Marielena is responsible for engaging our members and the general public through events, newsletters and other outreach. She was born and raised in Miami, Florida and was awarded a Posse Foundation scholarship to attend Mount Holyoke College, where she received her bachelor’s degree in Environmental Studies. Marielena has experience working in diverse environments with low-income community members, local nonprofits, and state government agencies. When she is not working, you’ll find her trying out new cooking and baking recipes, as well as exploring the various hiking trails New England has to offer with her dogs, Carrot and Bogui.
James recently earned a master's degree in Environmental Science with a concentration in Advocacy for Social Justice and Sustainability from Antioch University New England. He previously worked in the food systems realm, working with food cooperatives to secure funding to support local farmers and producers. In the warmer months, you can find James hiking, bouldering, or camping and in the winter you will find him on the ski slopes.
Liz is originally from Rehoboth, a small farming town in southeastern Massachusetts. When she wasn’t out fishing with her father, she usually spent her childhood getting lost in the woods with her sisters, riding her bike, or exploring her neighbor’s farms. After graduating with a master’s degree in History from the University of Connecticut, she moved to her husband’s childhood home of Winchendon in 2012 and worked as an operations supervisor in the financial sector prior to joining Mount Grace in 2019. She loves to read, swim, try new restaurants with her friends, and explore local trails and parks with her husband Deric, her one-year old son Isaac, and her dog Stormy.
Meira Downie was born and raised in Somerville, Massachusetts. She is currently majoring in American Studies and Education at Tufts University.
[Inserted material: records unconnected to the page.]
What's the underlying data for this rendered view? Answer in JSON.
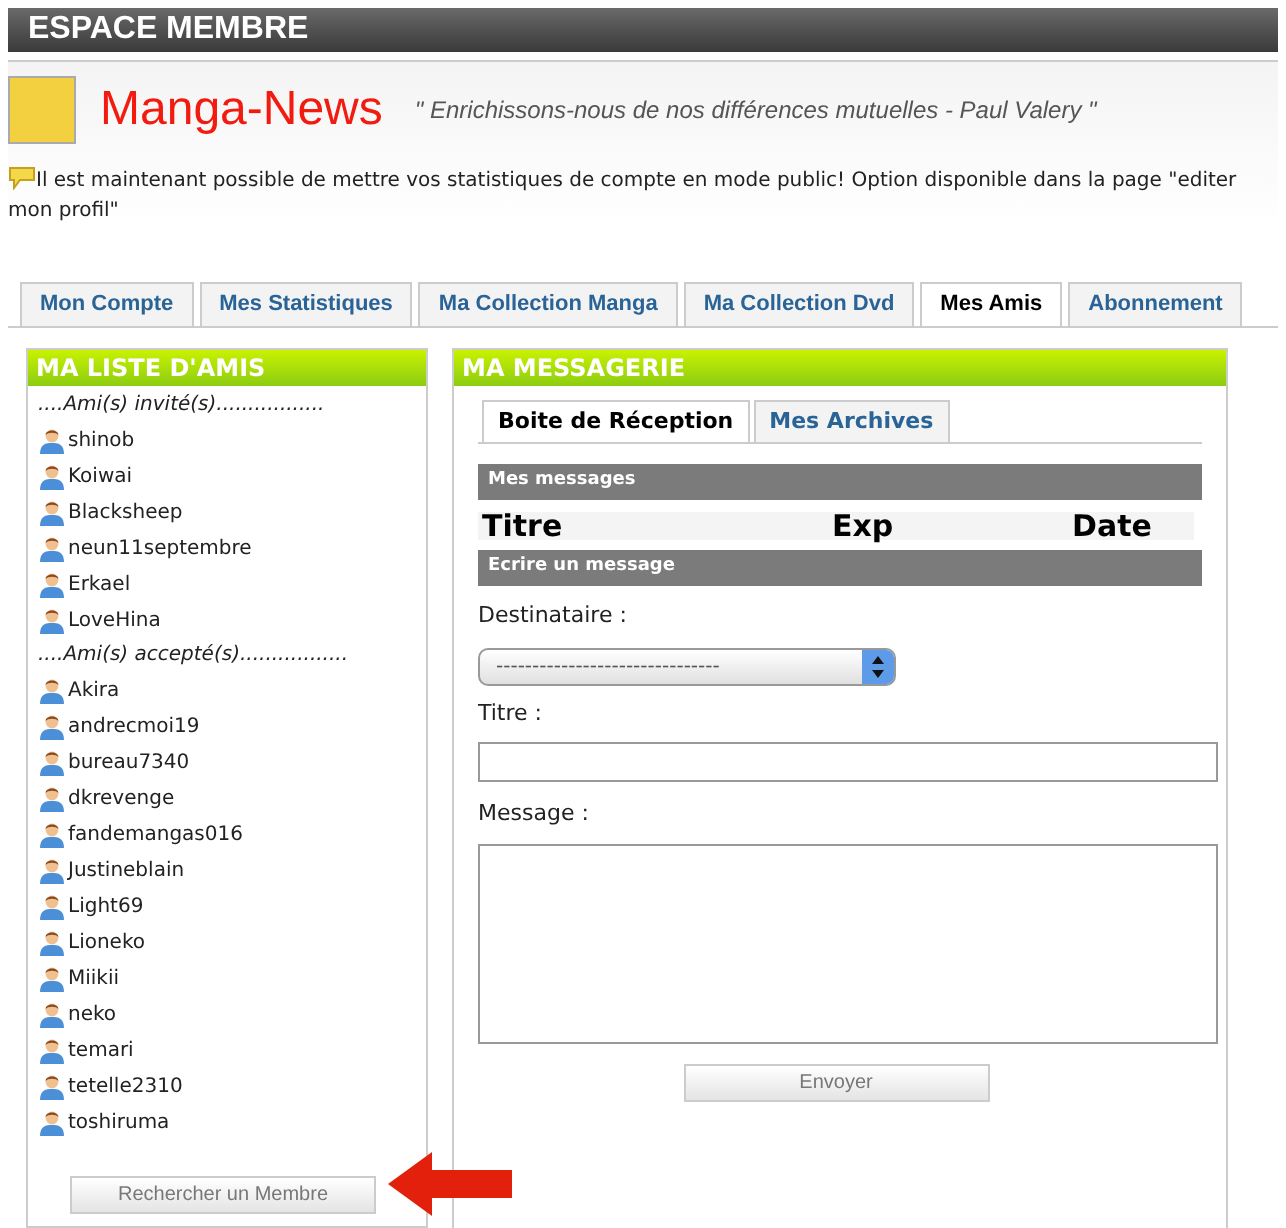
{
  "header": {
    "title": "ESPACE MEMBRE"
  },
  "site": {
    "name": "Manga-News",
    "quote": "\" Enrichissons-nous de nos différences mutuelles - Paul Valery \""
  },
  "notice": "Il est maintenant possible de mettre vos statistiques de compte en mode public! Option disponible dans la page \"editer mon profil\"",
  "tabs": [
    {
      "label": "Mon Compte",
      "selected": false
    },
    {
      "label": "Mes Statistiques",
      "selected": false
    },
    {
      "label": "Ma Collection Manga",
      "selected": false
    },
    {
      "label": "Ma Collection Dvd",
      "selected": false
    },
    {
      "label": "Mes Amis",
      "selected": true
    },
    {
      "label": "Abonnement",
      "selected": false
    }
  ],
  "friends_panel": {
    "title": "MA LISTE D'AMIS",
    "sections": [
      {
        "heading": "....Ami(s) invité(s).................",
        "members": [
          "shinob",
          "Koiwai",
          "Blacksheep",
          "neun11septembre",
          "Erkael",
          "LoveHina"
        ]
      },
      {
        "heading": "....Ami(s) accepté(s).................",
        "members": [
          "Akira",
          "andrecmoi19",
          "bureau7340",
          "dkrevenge",
          "fandemangas016",
          "Justineblain",
          "Light69",
          "Lioneko",
          "Miikii",
          "neko",
          "temari",
          "tetelle2310",
          "toshiruma"
        ]
      }
    ],
    "search_button": "Rechercher un Membre"
  },
  "messaging_panel": {
    "title": "MA MESSAGERIE",
    "tabs": [
      {
        "label": "Boite de Réception",
        "selected": true
      },
      {
        "label": "Mes Archives",
        "selected": false
      }
    ],
    "inbox_heading": "Mes messages",
    "columns": [
      "Titre",
      "Exp",
      "Date"
    ],
    "compose_heading": "Ecrire un message",
    "recipient_label": "Destinataire :",
    "recipient_value": "-------------------------------",
    "title_label": "Titre :",
    "message_label": "Message :",
    "send_button": "Envoyer"
  }
}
Her childhood visits to Warwick made her fall in love with the outdoors and have inspired her to take the year off from school to help children foster a similar gratitude for nature. She is excited to return to live in Warwick this year and do some of her favorite childhood activities like building fairy houses, stealing yummy veggies from her grandmother’s garden, and taking rides on her grandfather’s tractor. Meira cannot wait to see what she will learn and do throughout her year of service as Mount Grace’s Youth Education Coordinator!
Returning to Western MA after attending college in Washington D.C., Aaron is happy to be hiking and skiing around the New England woods he loves. For the past four years he has explored D.C. while earning a B.A. in International Affairs with a concentration in International Environmental Studies at George Washington University. For his degree, he studied the effects of climate change on different communities around the world, and their approaches to adaptation. He is excited to support Mount Grace’s farmland conservation program and help local towns build resilient food systems. In his spare time, Aaron can be found expanding his cooking repertoire, hiking, and cross-country skiing.
A Minnesota native, Kate’s passion for land conservation emerged while building hiking trails in the national forests of Utah. After relocating to Massachusetts, she fell in love with the forests and farms of the Commonwealth and is thrilled to be serving at Mount Grace to help protect local lands! Prior to joining Mount Grace, Kate earned her master’s degree in epidemiology at the University of Michigan and spent four years in government consulting. She is an advocate for building connections between health and the environment and using social media responsibly in the wilderness. In her free time, her favorite things to do are hike, read, and roller blade.